Dataset extract »
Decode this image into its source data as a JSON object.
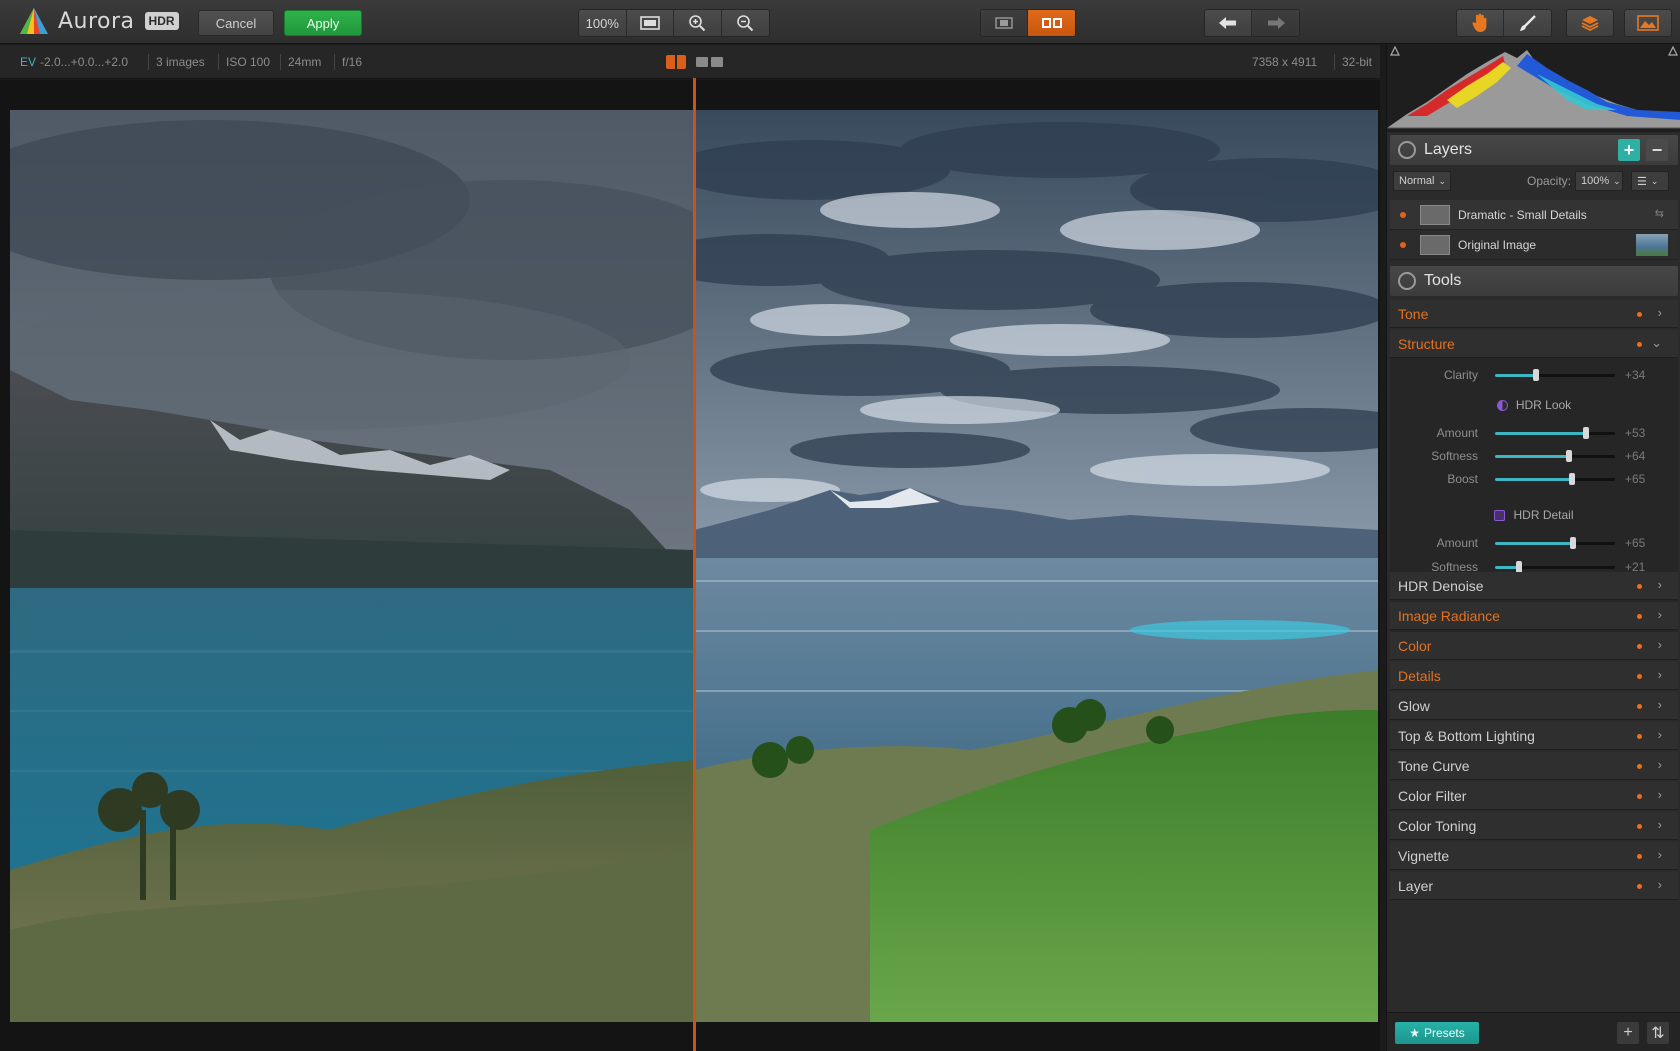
{
  "app": {
    "name": "Aurora",
    "badge": "HDR"
  },
  "toolbar": {
    "cancel_label": "Cancel",
    "apply_label": "Apply",
    "zoom_value": "100%"
  },
  "info_bar": {
    "ev_label": "EV",
    "ev_values": "-2.0...+0.0...+2.0",
    "images": "3 images",
    "iso": "ISO 100",
    "focal": "24mm",
    "aperture": "f/16",
    "dimensions": "7358 x 4911",
    "bitdepth": "32-bit"
  },
  "layers": {
    "title": "Layers",
    "blend_mode": "Normal",
    "opacity_label": "Opacity:",
    "opacity_value": "100%",
    "items": [
      {
        "name": "Dramatic - Small Details"
      },
      {
        "name": "Original Image"
      }
    ]
  },
  "tools": {
    "title": "Tools",
    "tone": "Tone",
    "structure": "Structure",
    "clarity": {
      "label": "Clarity",
      "value": "+34",
      "level": 0.34
    },
    "hdr_look": {
      "title": "HDR Look",
      "amount": {
        "label": "Amount",
        "value": "+53",
        "level": 0.76
      },
      "softness": {
        "label": "Softness",
        "value": "+64",
        "level": 0.62
      },
      "boost": {
        "label": "Boost",
        "value": "+65",
        "level": 0.64
      }
    },
    "hdr_detail": {
      "title": "HDR Detail",
      "amount": {
        "label": "Amount",
        "value": "+65",
        "level": 0.65
      },
      "softness": {
        "label": "Softness",
        "value": "+21",
        "level": 0.2
      }
    },
    "items": [
      {
        "label": "HDR Denoise",
        "active": false
      },
      {
        "label": "Image Radiance",
        "active": true
      },
      {
        "label": "Color",
        "active": true
      },
      {
        "label": "Details",
        "active": true
      },
      {
        "label": "Glow",
        "active": false
      },
      {
        "label": "Top & Bottom Lighting",
        "active": false
      },
      {
        "label": "Tone Curve",
        "active": false
      },
      {
        "label": "Color Filter",
        "active": false
      },
      {
        "label": "Color Toning",
        "active": false
      },
      {
        "label": "Vignette",
        "active": false
      },
      {
        "label": "Layer",
        "active": false
      }
    ]
  },
  "footer": {
    "presets_label": "Presets"
  },
  "colors": {
    "accent": "#e5711f",
    "apply": "#27a843",
    "teal": "#27b2a8"
  },
  "icons": [
    "hand-icon",
    "brush-icon",
    "layers-stack-icon",
    "image-panel-icon",
    "undo-icon",
    "redo-icon",
    "zoom-in-icon",
    "zoom-out-icon",
    "fit-screen-icon"
  ]
}
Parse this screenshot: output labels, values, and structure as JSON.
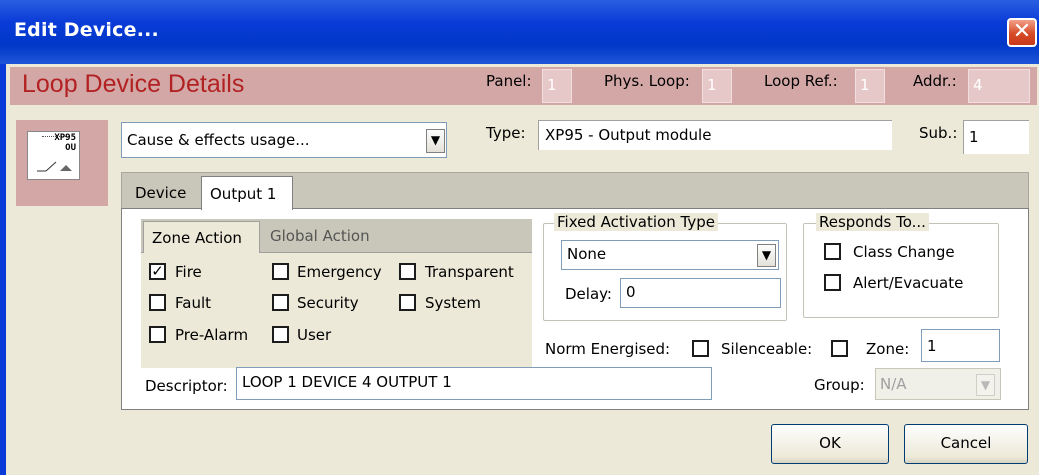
{
  "window": {
    "title": "Edit Device...",
    "close_glyph": "✕"
  },
  "header": {
    "title": "Loop Device Details",
    "panel_label": "Panel:",
    "panel_value": "1",
    "phys_loop_label": "Phys. Loop:",
    "phys_loop_value": "1",
    "loop_ref_label": "Loop Ref.:",
    "loop_ref_value": "1",
    "addr_label": "Addr.:",
    "addr_value": "4"
  },
  "device_icon": {
    "icon": "xp95-output-module-icon",
    "line1": "XP95",
    "line2": "OU"
  },
  "usage_dropdown": {
    "value": "Cause & effects usage..."
  },
  "type": {
    "label": "Type:",
    "value": "XP95 - Output module"
  },
  "sub": {
    "label": "Sub.:",
    "value": "1"
  },
  "tabs": [
    {
      "label": "Device",
      "active": false
    },
    {
      "label": "Output 1",
      "active": true
    }
  ],
  "zone_tabs": [
    {
      "label": "Zone Action",
      "active": true
    },
    {
      "label": "Global Action",
      "active": false
    }
  ],
  "zone_checkboxes": [
    {
      "label": "Fire",
      "checked": true
    },
    {
      "label": "Emergency",
      "checked": false
    },
    {
      "label": "Transparent",
      "checked": false
    },
    {
      "label": "Fault",
      "checked": false
    },
    {
      "label": "Security",
      "checked": false
    },
    {
      "label": "System",
      "checked": false
    },
    {
      "label": "Pre-Alarm",
      "checked": false
    },
    {
      "label": "User",
      "checked": false
    }
  ],
  "fixed_activation": {
    "title": "Fixed Activation Type",
    "value": "None",
    "delay_label": "Delay:",
    "delay_value": "0"
  },
  "responds_to": {
    "title": "Responds To...",
    "options": [
      {
        "label": "Class Change",
        "checked": false
      },
      {
        "label": "Alert/Evacuate",
        "checked": false
      }
    ]
  },
  "norm_energised": {
    "label": "Norm Energised:",
    "checked": false
  },
  "silenceable": {
    "label": "Silenceable:",
    "checked": false
  },
  "zone": {
    "label": "Zone:",
    "value": "1"
  },
  "descriptor": {
    "label": "Descriptor:",
    "value": "LOOP 1 DEVICE 4 OUTPUT 1"
  },
  "group": {
    "label": "Group:",
    "value": "N/A"
  },
  "buttons": {
    "ok": "OK",
    "cancel": "Cancel"
  },
  "dropdown_arrow": "▼",
  "colors": {
    "header_band": "#d4a7a7",
    "header_title": "#b22222",
    "titlebar": "#0a3bd8",
    "dialog_bg": "#ece9d8"
  }
}
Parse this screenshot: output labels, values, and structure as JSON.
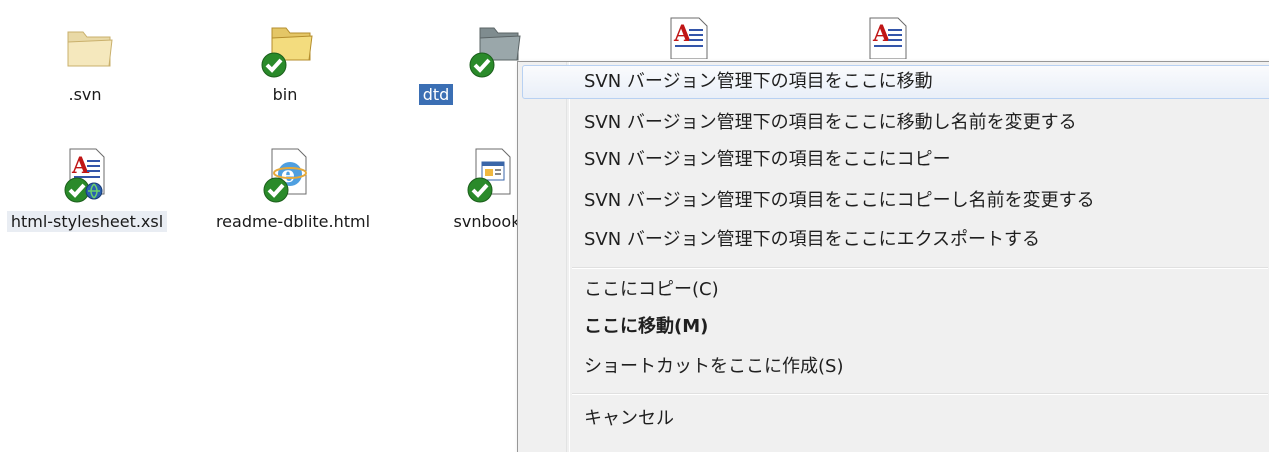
{
  "files": [
    {
      "name": ".svn",
      "type": "folder-icon",
      "badge": false,
      "state": "normal"
    },
    {
      "name": "bin",
      "type": "folder-icon",
      "badge": true,
      "state": "normal"
    },
    {
      "name": "dtd",
      "type": "folder-icon",
      "badge": true,
      "state": "selected"
    },
    {
      "name": "",
      "type": "xsl-document-icon",
      "badge": true,
      "state": "normal"
    },
    {
      "name": "",
      "type": "xsl-document-icon",
      "badge": true,
      "state": "normal"
    },
    {
      "name": "html-stylesheet.xsl",
      "type": "xsl-document-icon",
      "badge": true,
      "state": "hovered"
    },
    {
      "name": "readme-dblite.html",
      "type": "html-document-icon",
      "badge": true,
      "state": "normal"
    },
    {
      "name": "svnbook",
      "type": "web-document-icon",
      "badge": true,
      "state": "normal"
    }
  ],
  "context_menu": {
    "svn_items": [
      "SVN バージョン管理下の項目をここに移動",
      "SVN バージョン管理下の項目をここに移動し名前を変更する",
      "SVN バージョン管理下の項目をここにコピー",
      "SVN バージョン管理下の項目をここにコピーし名前を変更する",
      "SVN バージョン管理下の項目をここにエクスポートする"
    ],
    "shell_items": [
      "ここにコピー(C)",
      "ここに移動(M)",
      "ショートカットをここに作成(S)"
    ],
    "cancel": "キャンセル"
  },
  "colors": {
    "selection": "#3b6fb4",
    "menu_background": "#f0f0f0",
    "menu_hover_border": "#b8d1f2",
    "svn_check": "#2a8a2a"
  }
}
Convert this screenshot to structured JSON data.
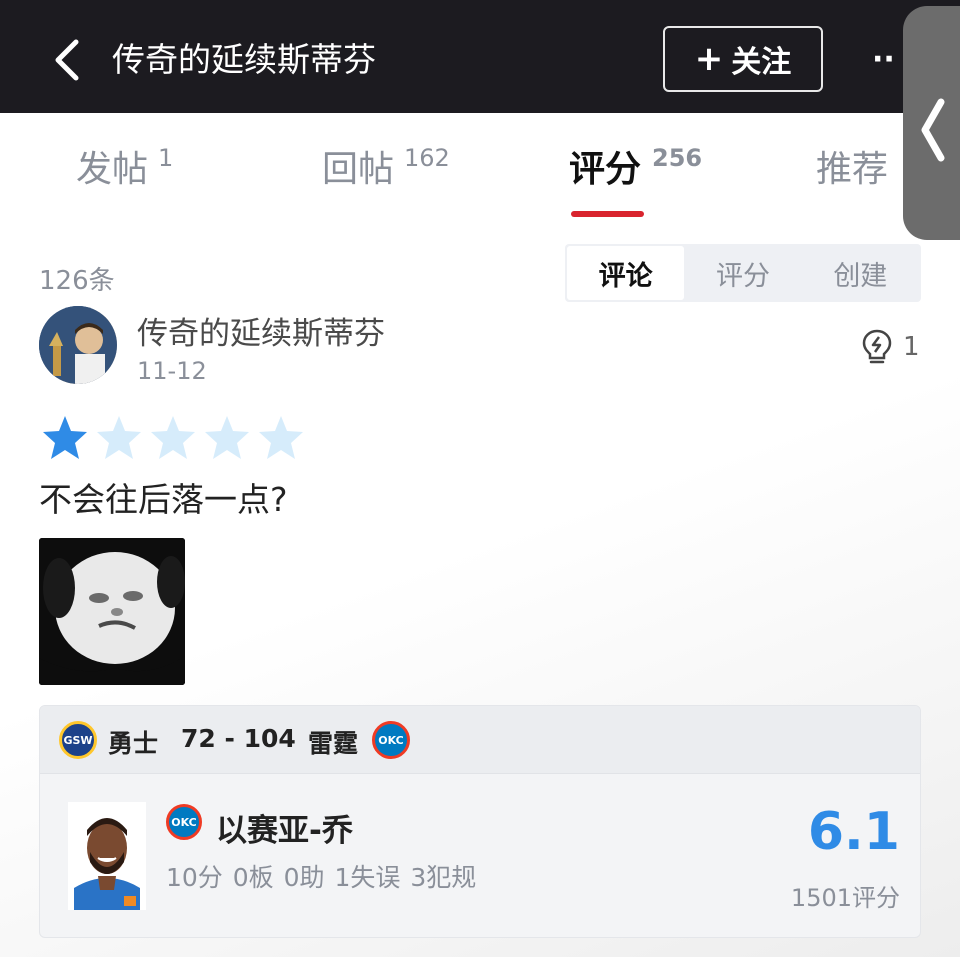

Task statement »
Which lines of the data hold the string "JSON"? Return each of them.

Solved problem »
Decode this image into its source data as a JSON object.
Parse this screenshot: output labels, values, and structure as JSON.
Parse this screenshot: output labels, values, and structure as JSON.
Convert this screenshot to structured JSON data.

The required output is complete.